It was just announced today that Stephen Colbert will be taking over for David Letterman as host of CBS’s Late Show. While Colbert was the early odds on favorite for the hosting gig once Letterman announced his retirement last week. I couldn’t help but meet that announcement with a huge reaction of “Meh.” Karen Valby of Entertainment Weekly summed it up for me as a rather unsurprising pick. But then again Tim Goodman of The Hollywood Reporter says the pick couldn’t be more inspired or better transitioned. Okay Tim, all I have to say to that is be careful what you wish for.
Don’t get me wrong I love Stephen Colbert as a performer, he’s actually a very good actor, with a sensational delivery who can add punch to any zinger especially those one liners that focus on his specialty: current events with a political twist. But the problem for me accepting this is hire is that right now all we know of Colbert is that is he a performer and not a traditional comedian, he’s an actual actor with chops, believe it or not I’ve seen him on an episode of Law & Order: Criminal Intent a few years back and he was hamming it up before he really blew up on Comedy Central. We don’t really know how he will fair once he’s out of his “conservative character.” He may become the normal traditional talk show host. Who’s looking forward to that? I have a distinctive feeling he’s not going to be as critical and inquisitive to his guests as he is currently on his show on Comedy Central show. He may be forced to suck up to his guests just like everyone else currently does in late night just to please the suits at CBS.

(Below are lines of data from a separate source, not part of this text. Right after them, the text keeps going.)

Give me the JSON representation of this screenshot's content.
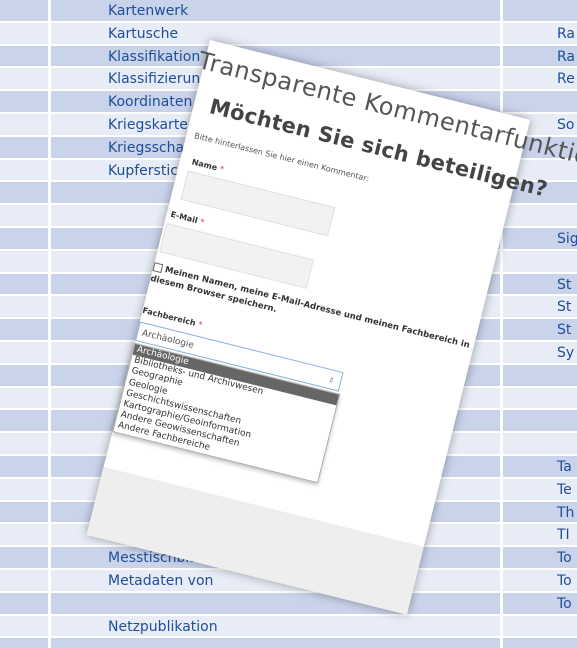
{
  "background_table": {
    "left_terms": [
      {
        "row": 0,
        "text": "Kartenwerk"
      },
      {
        "row": 1,
        "text": "Kartusche"
      },
      {
        "row": 2,
        "text": "Klassifikation"
      },
      {
        "row": 3,
        "text": "Klassifizierung"
      },
      {
        "row": 4,
        "text": "Koordinaten"
      },
      {
        "row": 5,
        "text": "Kriegskarte"
      },
      {
        "row": 6,
        "text": "Kriegsschauplatz"
      },
      {
        "row": 7,
        "text": "Kupferstich"
      },
      {
        "row": 24,
        "text": "Messtischblatt"
      },
      {
        "row": 25,
        "text": "Metadaten von"
      },
      {
        "row": 27,
        "text": "Netzpublikation"
      }
    ],
    "right_terms": [
      {
        "row": 1,
        "text": "Ra"
      },
      {
        "row": 2,
        "text": "Ra"
      },
      {
        "row": 3,
        "text": "Re"
      },
      {
        "row": 5,
        "text": "So"
      },
      {
        "row": 10,
        "text": "Sig"
      },
      {
        "row": 12,
        "text": "St"
      },
      {
        "row": 13,
        "text": "St"
      },
      {
        "row": 14,
        "text": "St"
      },
      {
        "row": 15,
        "text": "Sy"
      },
      {
        "row": 20,
        "text": "Ta"
      },
      {
        "row": 21,
        "text": "Te"
      },
      {
        "row": 22,
        "text": "Th"
      },
      {
        "row": 23,
        "text": "TI"
      },
      {
        "row": 24,
        "text": "To"
      },
      {
        "row": 25,
        "text": "To"
      },
      {
        "row": 26,
        "text": "To"
      }
    ],
    "colors": {
      "dark_row": "#c9d3ea",
      "light_row": "#e8ecf6",
      "link_text": "#1e4e9a"
    }
  },
  "form": {
    "title": "Transparente Kommentarfunktion",
    "subtitle": "Möchten Sie sich beteiligen?",
    "intro": "Bitte hinterlassen Sie hier einen Kommentar:",
    "name_label": "Name",
    "email_label": "E-Mail",
    "required_marker": "*",
    "checkbox_label": "Meinen Namen, meine E-Mail-Adresse und meinen Fachbereich in diesem Browser speichern.",
    "field_label": "Fachbereich",
    "select_value": "Archäologie",
    "options": [
      "Archäologie",
      "Bibliotheks- und Archivwesen",
      "Geographie",
      "Geologie",
      "Geschichtswissenschaften",
      "Kartographie/Geoinformation",
      "Andere Geowissenschaften",
      "Andere Fachbereiche"
    ],
    "selected_option_index": 0
  }
}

Perhaps I’m just overanalyzing this, since he is an actor, Colbert will no doubt do skits and will feel free to ham it up galore without any self-awareness. This could go either one of two ways, he’ll hit it out of the ballpark with skit after skit showing his range or he’ll mellow out and become as bland as Jay Leno when he took over the Tonight Show back in 1992. Either way we’re in for something unexpected. And the timeline of Colbert’s contract at Comedy Central clearly implied he was waiting for Letterman to retire after his own one year extension at CBS. The hiring of Colbert also raises the question of how he’ll appeal to younger viewers. His show on Comedy Central appeals to younger males which no doubt makes CBS anticipating big numbers. But right now it’s a fight between the two Jimmy’s: Fallon and Kimmel over who has the most viral buzz and best moments that have people, especially younger people, talking over the water cooler the next morning. Whether or not Colbert can join the social media conversation outside of his “character” remains a question that David Bloom at Deadline Hollywood posted and has serious repercussions in this online media world.
Another reason for trepidation comes from Valby at EW, who brings up the point that she was unpleasantly surprised by the pick because CBS wasn’t thinking outside the box enough by not picking a woman or minority for the hosting gig. She feels someone like Amy Sedaris or Amy Schumer would have been perfect for the job. I do find that reasoning a bit disingenuous because let’s face it CBS wasn’t even considering a woman or minority candidate for this important position. By previous evidence alone, CBS has never been the first place that you would find the most innovation programming decisions. Think back to 2004 when they had a chance to replace Craig Kilborn as the host of The Late Late Show, D.L. Hughley impressed everyone from his tryout that many a comedian and actor was after. But who did they hire after multiple tryouts? Longshot Irishman Craig Ferguson of “The Drew Carey Show” fame, who was not as well known at the time and not as well reviewed during his tryout. CBS took the safest route possible and now may have another problem on replacing Ferguson in the 12:35am slot since he didn’t get the job he’s thought was rightfully his at 11:35pm.
But that’s looking too far in advance. Right now there are a lot of unanswered questions. All we know is Colbert’s writing crew will be going with him and he will get to keep the “Late Show” title. Everything else is up in the air from the venue to production staff since Letterman’s production company Worldwide Pants owns both the name and concept of Late Show and The Late Late Show due to the deal that CBS made to lure Letterman to their network in the first place back in 1994. Colbert is not spring chicken himself, in fact he turns fifty this year, although his age and youthful looks not withstanding he could have a very productive Late Show career that could last as many as fifteen years. Will Colbert have another long and productive career in prime time with more corporate pressure behind him? More than likely he will. Will he make television history with his own slice of primetime broadcast immortality. The odds lean towards yes, but realistically only time will tell on that front. Colbert will have a highly anticipated launch with viewers that will no doubt initially push him to number one in the rankings. Whether or not he can keep them and our interest over the long run remains the biggest question of all.